5 year old son gets upset at school when asked to transition - FamilyEducation
5 year old son gets upset at school when asked to transition
05/28/2009 at 13:28 PM

My five year old son exhibits a hard time dealing with transitioning from what he is doing to start something else on some days. (he loves learning) When he is having one of those days he gets very upset. He mainly cries and has started talking back. He really is out of character when this happens. Can having an autistic child in the class be too overwhelming and contributing to this? What if the staff is not equipped with how to balance the personalities. They are not certified in this area. I questioned the owner of the center did she think that the my son was on target and prepared for Kindergarten and she said yes, she thinks so, but now his teacher and I have a strained communication since I asked. I did not want it to be a question of her abilities but it came up while specifically talking about another subject matter, my sons crying. I just go on our own senses in what he talks about and knows. He loves the educational sites I guide him to, but at school, no computers and that's fine, but he is in my belief needing more stimulation now. We are readying him for kindergarten and he will be leaving this preschool to a more homeschooled based until school starts in September. I just wanted some feedback and help with the situation of the crying and can other children,no matter their abilities, truly generate certain behaviors that is out of sorts for another child and whats the best way to handle it all. OH, and the teacher has told the class that the autisic child does think differently in a way that did not seem to bother my son. So I am glad she explained autism to help the kids understand.
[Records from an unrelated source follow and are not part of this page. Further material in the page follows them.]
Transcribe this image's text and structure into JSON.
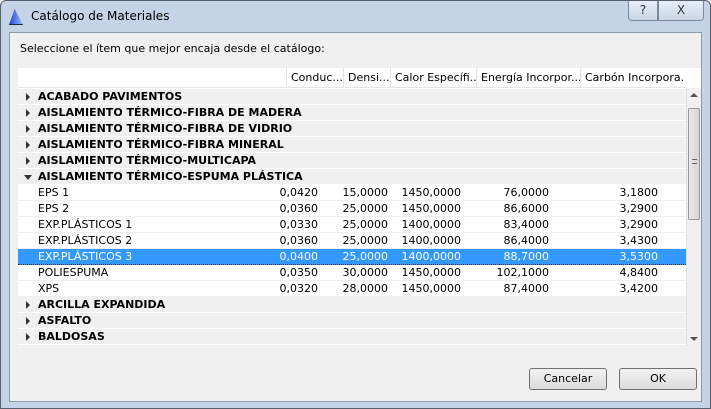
{
  "window": {
    "title": "Catálogo de Materiales",
    "help": "?",
    "close": "X"
  },
  "prompt": "Seleccione el ítem que mejor encaja desde el catálogo:",
  "columns": [
    "",
    "Conduc...",
    "Densi...",
    "Calor Específi...",
    "Energía Incorpor...",
    "Carbón Incorpora..."
  ],
  "groups_before": [
    "ACABADO PAVIMENTOS",
    "AISLAMIENTO TÉRMICO-FIBRA DE MADERA",
    "AISLAMIENTO TÉRMICO-FIBRA DE VIDRIO",
    "AISLAMIENTO TÉRMICO-FIBRA MINERAL",
    "AISLAMIENTO TÉRMICO-MULTICAPA"
  ],
  "open_group": "AISLAMIENTO TÉRMICO-ESPUMA PLÁSTICA",
  "items": [
    {
      "name": "EPS 1",
      "v": [
        "0,0420",
        "15,0000",
        "1450,0000",
        "76,0000",
        "3,1800"
      ]
    },
    {
      "name": "EPS 2",
      "v": [
        "0,0360",
        "25,0000",
        "1450,0000",
        "86,6000",
        "3,2900"
      ]
    },
    {
      "name": "EXP.PLÁSTICOS 1",
      "v": [
        "0,0330",
        "25,0000",
        "1400,0000",
        "83,4000",
        "3,2900"
      ]
    },
    {
      "name": "EXP.PLÁSTICOS 2",
      "v": [
        "0,0360",
        "25,0000",
        "1400,0000",
        "86,4000",
        "3,4300"
      ]
    },
    {
      "name": "EXP.PLÁSTICOS 3",
      "v": [
        "0,0400",
        "25,0000",
        "1400,0000",
        "88,7000",
        "3,5300"
      ],
      "selected": true
    },
    {
      "name": "POLIESPUMA",
      "v": [
        "0,0350",
        "30,0000",
        "1450,0000",
        "102,1000",
        "4,8400"
      ]
    },
    {
      "name": "XPS",
      "v": [
        "0,0320",
        "28,0000",
        "1450,0000",
        "87,4000",
        "3,4200"
      ]
    }
  ],
  "groups_after": [
    "ARCILLA EXPANDIDA",
    "ASFALTO",
    "BALDOSAS"
  ],
  "buttons": {
    "cancel": "Cancelar",
    "ok": "OK"
  }
}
Every kid is different. I think one child out of the bunch that has special needs is not going to directly influence your child in a negative way. In fact, the teacher shld teach the other children to show tolerance and respect towards this autistic child, and make it a learning experience for them. It is possible, I suppose, that your son cld be picking up certain behaviors from this child, but that cld be the case w/ any child. Some kids pick up bad words, others aggressive tendencies. Your child may just be an anxious kid. I think the more exposure to school, the better. It's your job to reassure your child that everything's going to be ok. Talk to the teacher, and rule out any other possible problems. It's a shame that the parent/teacher relationship is strained, but you still have a right to know what's going on w/ your child. Can you observe him in the classroom? Also, at home, work w/ your son doing many different activities. Take him different places and see how he does transitioning. If he's ok at home, maybe it's a problem at school. Try to build up your son's confidence by always praising him. This will make him feel more comfortable w/ himself and his surroundings. Always reassure him, but give him that space to explore things on his own. I hope my suggestions help. Homeschooling is good, but in my opinion w/ your son, if he's anxious about transitioning to new situations, it'll be difficult to build up his confidence if he's always in his comfort zone. If you do homeschool, make sure you expose your son to many outside experiences and also other children his age who he can socialize w/ and learn from as well.

Thank You very much for taking the time to help me in this matter. Your points are well taken and I will be enrolling him in public school. I will also make it a point that we as a family do more outdoorsy things and include others his age and just a variety of other experiences for him. Again, Thank You.

I am a preschool teacher and have 12 years experience working with children your sons age. Transition time can be very difficult for a lot of children. I have found that you always give the children a count down. 10 more minutes until clean up, 5 more minutes, 2 more minute, ok clean up time. Use and song or poem while transitioning. Use this everyday so they automatically know whats coming next. Another thing that is very useful is a daily schedule. Children will transition more easily if they know whats coming next. Ask them, after clean up, what do we do next? They will know after just a few weeks and will feel more in control. Use this with every transition. Give a warning and whats next. It works and helps children look forward to the next activity instead of being anxious.I hope this helps.